these hostels were of Indigenous background.
“Most hostels accommodate children who attend school or some course of
training. Some are for working boys and girls and a few for other purposes.
Almost half the hostels are outside the metropolitan area, enabling practise of
the Department’s policy not to bring people to the metropolitan area unless
their needs for employment or education cannot be met in their home
districts…The gains from education or other training may thus be available not
only to the individual but to the local community to which that person
belongs.” Accommodation while in education or training while the main, was not
the sole function of these hostels. “The
wider responsibility includes providing extended social experiences and
influences and thus opportunities to develop more fully the skills and
confidence required to function in Australian society.” Annual Report of the Department for
Community Welfare, June 30th 1973.
location of these hostels was not a matter of accident. “In areas outside the major population
centres facilities for education and employment are often limited and young people
in these areas may not have the opportunity of developing to their full
potential. The provision of education and employment hostels is one way in
which this situation may be overcome.”
“Although the policy is to provide accommodation as close to the children’s
homes as possible, the location of the hostels is largely determined by the
availability of schools, technical centres and employment opportunities.
Additional hostels are planned for areas where industrial and residential
development has resulted in school and employment facilities becoming
available.” Annual Report of the
Department for Community Welfare, June 30th
the Department reported that the “use of the Country Educational Hostels has
been rationalised as numbers of young students requiring accommodation away
from home has reduced or alternative accommodation is found. Metropolitan Student Hostels continue to
operate successfully by providing Aboriginal students from remote areas with
accommodation while attending tertiary education facilities.” (Annual Report of the Department for
Community Services, June 30th 1991).
By February 1995, the Department and the
Aboriginal Evangelical Fellowship were the only parties providing metropolitan
hostel accommodation for high school students from Indigenous backgrounds. A report about these hostels, the “Out of
Home Alternative Care Cost Project” (the OHAC Cost Project), noted that “hostel
parents are paid an honorarium and the Department pays for operating
expenses. However children are required
to pay for food, clothing, and books…”
At this time, the hostels had capacity for up to 15 people, including 10
students and a carer and their family.
The facilities were classified either as Student Hostels, which were deemed to be a hybrid of the Group Home

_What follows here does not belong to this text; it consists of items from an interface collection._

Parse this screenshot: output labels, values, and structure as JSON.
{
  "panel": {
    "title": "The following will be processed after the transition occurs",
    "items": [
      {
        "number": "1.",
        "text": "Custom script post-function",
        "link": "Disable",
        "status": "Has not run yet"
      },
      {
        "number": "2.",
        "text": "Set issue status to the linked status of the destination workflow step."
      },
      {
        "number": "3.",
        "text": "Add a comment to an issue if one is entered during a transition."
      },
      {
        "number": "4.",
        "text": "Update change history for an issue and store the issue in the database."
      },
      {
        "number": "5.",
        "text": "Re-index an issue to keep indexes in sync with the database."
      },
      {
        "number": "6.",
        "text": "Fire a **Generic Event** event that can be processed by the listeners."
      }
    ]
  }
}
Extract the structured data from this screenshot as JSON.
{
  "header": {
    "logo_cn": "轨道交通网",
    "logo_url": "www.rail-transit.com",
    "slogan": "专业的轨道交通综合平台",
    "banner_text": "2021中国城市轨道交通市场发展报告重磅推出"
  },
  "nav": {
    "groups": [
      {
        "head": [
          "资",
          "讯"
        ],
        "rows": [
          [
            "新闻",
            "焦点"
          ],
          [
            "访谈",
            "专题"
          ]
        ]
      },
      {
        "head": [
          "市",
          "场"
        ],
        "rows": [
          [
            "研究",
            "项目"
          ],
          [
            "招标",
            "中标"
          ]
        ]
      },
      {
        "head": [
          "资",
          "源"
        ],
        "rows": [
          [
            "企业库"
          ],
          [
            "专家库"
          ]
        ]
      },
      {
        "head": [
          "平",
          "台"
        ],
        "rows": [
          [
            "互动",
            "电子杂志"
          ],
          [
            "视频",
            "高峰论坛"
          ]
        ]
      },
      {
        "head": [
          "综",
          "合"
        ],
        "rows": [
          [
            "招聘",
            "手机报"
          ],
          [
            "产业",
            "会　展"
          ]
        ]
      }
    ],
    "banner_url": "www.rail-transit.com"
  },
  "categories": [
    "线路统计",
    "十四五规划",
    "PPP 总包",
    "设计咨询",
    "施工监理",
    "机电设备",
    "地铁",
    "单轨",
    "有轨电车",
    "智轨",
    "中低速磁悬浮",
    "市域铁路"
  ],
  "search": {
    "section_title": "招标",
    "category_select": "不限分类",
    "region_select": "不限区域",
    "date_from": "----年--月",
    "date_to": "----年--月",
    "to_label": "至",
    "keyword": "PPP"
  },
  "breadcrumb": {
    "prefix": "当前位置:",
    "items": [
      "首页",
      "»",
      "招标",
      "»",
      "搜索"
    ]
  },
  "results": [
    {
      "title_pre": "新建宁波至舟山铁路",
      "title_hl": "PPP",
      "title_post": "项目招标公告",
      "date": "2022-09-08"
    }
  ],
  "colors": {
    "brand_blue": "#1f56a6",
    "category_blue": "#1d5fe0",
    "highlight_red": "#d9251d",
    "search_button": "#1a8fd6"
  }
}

model of care and required House Parents to undertake a range of activities
with the children in their care; or as Education
Hostels which had more staff and accepted only schoolchildren. (OHAC
Cost Project, Department for Community Services, February 1995).
comprehensive discussion about these hostels is provided in Volume Three of
this Report under the heading, “Aboriginal Hostels”.